Provided records:
========================

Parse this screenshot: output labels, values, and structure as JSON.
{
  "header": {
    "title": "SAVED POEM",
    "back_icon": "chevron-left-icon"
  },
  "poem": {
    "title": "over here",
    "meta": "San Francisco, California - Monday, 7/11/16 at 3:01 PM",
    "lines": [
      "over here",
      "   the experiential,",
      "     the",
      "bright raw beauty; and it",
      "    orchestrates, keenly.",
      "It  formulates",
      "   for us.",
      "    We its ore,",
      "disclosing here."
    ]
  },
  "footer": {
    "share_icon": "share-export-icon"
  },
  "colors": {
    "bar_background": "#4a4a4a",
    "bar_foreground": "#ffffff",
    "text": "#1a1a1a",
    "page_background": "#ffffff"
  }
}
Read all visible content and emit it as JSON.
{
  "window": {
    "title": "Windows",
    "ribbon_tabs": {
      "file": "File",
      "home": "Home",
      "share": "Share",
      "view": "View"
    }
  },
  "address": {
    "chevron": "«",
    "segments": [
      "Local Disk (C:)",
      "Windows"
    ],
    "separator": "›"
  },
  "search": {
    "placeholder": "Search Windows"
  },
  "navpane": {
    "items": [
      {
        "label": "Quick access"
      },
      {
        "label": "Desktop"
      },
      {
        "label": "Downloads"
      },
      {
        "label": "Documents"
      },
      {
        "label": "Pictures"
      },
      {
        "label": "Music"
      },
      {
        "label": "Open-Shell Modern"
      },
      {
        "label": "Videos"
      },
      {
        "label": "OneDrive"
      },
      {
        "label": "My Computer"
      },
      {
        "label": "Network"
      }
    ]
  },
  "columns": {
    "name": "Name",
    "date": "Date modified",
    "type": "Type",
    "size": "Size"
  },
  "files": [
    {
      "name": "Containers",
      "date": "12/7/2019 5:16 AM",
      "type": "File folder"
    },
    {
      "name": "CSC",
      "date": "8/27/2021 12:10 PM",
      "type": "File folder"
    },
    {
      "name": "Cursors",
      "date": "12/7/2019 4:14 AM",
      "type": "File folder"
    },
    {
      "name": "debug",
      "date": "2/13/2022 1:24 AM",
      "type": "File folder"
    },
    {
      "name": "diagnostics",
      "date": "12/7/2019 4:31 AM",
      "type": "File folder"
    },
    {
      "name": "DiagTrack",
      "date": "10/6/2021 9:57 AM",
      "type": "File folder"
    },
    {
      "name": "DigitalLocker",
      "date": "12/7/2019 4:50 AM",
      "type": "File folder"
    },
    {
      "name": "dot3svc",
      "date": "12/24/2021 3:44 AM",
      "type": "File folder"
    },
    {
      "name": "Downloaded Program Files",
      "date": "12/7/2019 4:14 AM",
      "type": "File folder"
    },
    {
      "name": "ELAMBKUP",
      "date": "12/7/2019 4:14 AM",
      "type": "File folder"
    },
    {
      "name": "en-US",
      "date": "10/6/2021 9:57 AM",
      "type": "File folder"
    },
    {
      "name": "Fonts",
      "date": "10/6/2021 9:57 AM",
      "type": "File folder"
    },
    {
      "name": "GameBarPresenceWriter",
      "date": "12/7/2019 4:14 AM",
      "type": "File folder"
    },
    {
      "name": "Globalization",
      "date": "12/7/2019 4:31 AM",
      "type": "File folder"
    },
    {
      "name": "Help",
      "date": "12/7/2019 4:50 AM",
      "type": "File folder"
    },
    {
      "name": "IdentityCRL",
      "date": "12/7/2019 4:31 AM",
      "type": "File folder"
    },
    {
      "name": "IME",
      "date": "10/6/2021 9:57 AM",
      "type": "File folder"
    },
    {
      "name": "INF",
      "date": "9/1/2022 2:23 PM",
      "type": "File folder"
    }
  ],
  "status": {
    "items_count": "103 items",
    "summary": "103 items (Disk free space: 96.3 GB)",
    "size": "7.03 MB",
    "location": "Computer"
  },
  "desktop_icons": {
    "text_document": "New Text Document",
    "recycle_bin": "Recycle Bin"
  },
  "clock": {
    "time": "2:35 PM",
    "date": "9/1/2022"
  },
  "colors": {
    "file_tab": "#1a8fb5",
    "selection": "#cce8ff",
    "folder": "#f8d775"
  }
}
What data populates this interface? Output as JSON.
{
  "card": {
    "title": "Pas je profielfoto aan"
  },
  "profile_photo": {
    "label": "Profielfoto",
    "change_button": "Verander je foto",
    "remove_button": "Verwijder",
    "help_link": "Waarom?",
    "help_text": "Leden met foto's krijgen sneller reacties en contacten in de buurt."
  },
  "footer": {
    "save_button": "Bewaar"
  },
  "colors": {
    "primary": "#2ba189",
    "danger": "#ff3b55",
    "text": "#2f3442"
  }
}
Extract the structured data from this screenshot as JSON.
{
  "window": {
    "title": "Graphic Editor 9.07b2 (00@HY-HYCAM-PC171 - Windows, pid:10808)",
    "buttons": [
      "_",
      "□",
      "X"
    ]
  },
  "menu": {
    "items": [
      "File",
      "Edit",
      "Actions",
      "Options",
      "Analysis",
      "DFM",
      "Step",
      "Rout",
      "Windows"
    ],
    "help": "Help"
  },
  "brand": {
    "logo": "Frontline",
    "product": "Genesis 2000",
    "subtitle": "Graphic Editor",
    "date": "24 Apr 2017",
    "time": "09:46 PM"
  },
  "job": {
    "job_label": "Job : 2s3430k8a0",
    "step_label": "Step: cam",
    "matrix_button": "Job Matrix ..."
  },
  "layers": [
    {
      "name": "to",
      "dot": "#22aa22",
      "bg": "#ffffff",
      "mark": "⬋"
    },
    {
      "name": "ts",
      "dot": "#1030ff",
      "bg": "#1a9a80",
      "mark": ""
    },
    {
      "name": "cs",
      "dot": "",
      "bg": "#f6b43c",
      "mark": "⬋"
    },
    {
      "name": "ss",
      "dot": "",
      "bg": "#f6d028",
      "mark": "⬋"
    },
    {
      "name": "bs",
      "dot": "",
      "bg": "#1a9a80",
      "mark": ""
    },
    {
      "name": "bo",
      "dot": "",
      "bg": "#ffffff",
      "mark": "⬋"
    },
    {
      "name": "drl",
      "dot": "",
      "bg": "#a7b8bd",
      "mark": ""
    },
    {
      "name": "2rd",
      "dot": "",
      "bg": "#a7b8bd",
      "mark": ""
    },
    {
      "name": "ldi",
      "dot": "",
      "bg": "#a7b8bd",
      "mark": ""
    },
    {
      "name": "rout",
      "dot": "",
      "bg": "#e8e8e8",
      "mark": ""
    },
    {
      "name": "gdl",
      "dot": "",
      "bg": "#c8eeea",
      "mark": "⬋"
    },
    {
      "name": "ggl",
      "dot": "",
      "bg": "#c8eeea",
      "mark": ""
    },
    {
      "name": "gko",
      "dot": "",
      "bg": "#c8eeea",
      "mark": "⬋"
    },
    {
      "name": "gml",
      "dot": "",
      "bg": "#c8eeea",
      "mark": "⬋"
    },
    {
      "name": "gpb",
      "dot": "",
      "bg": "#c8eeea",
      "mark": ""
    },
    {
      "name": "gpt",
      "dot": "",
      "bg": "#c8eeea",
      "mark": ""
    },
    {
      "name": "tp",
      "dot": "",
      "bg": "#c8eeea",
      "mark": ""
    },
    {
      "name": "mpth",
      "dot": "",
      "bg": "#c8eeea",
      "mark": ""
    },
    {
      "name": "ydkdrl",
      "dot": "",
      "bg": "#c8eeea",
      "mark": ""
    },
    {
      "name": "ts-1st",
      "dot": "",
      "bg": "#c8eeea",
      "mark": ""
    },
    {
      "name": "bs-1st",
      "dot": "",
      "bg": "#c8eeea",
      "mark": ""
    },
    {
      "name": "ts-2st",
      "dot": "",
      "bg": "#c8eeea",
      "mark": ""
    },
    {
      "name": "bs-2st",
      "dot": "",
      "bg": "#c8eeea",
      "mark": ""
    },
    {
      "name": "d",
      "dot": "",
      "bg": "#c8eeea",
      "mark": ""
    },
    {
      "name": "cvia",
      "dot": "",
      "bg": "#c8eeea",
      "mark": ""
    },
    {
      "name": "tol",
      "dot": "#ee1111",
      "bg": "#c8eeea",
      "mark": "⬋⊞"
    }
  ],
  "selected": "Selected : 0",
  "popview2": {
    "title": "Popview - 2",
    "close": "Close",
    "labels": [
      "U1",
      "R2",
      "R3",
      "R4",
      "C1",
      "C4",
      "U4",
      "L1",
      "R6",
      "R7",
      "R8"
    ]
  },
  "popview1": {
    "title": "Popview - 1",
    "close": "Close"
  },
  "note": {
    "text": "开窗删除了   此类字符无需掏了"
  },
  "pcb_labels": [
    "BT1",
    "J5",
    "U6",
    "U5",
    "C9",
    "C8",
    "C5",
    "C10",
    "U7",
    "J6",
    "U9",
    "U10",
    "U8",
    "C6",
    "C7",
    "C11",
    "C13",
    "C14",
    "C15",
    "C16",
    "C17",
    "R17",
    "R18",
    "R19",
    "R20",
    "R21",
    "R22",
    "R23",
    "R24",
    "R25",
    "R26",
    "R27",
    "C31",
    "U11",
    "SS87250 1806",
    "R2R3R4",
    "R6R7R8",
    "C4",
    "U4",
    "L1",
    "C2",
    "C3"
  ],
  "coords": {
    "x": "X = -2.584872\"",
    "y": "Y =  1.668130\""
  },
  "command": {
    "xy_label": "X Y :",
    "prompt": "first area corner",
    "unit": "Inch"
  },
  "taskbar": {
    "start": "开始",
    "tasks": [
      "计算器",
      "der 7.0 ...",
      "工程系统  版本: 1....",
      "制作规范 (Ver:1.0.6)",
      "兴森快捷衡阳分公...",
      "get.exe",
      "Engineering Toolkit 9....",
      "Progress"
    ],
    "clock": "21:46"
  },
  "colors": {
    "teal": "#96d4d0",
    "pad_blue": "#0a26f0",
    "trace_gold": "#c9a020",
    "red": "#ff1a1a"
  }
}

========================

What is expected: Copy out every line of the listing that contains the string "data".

Exercise solution:
What data populates this interface? Output as JSON.
Extract the structured data from this screenshot as JSON.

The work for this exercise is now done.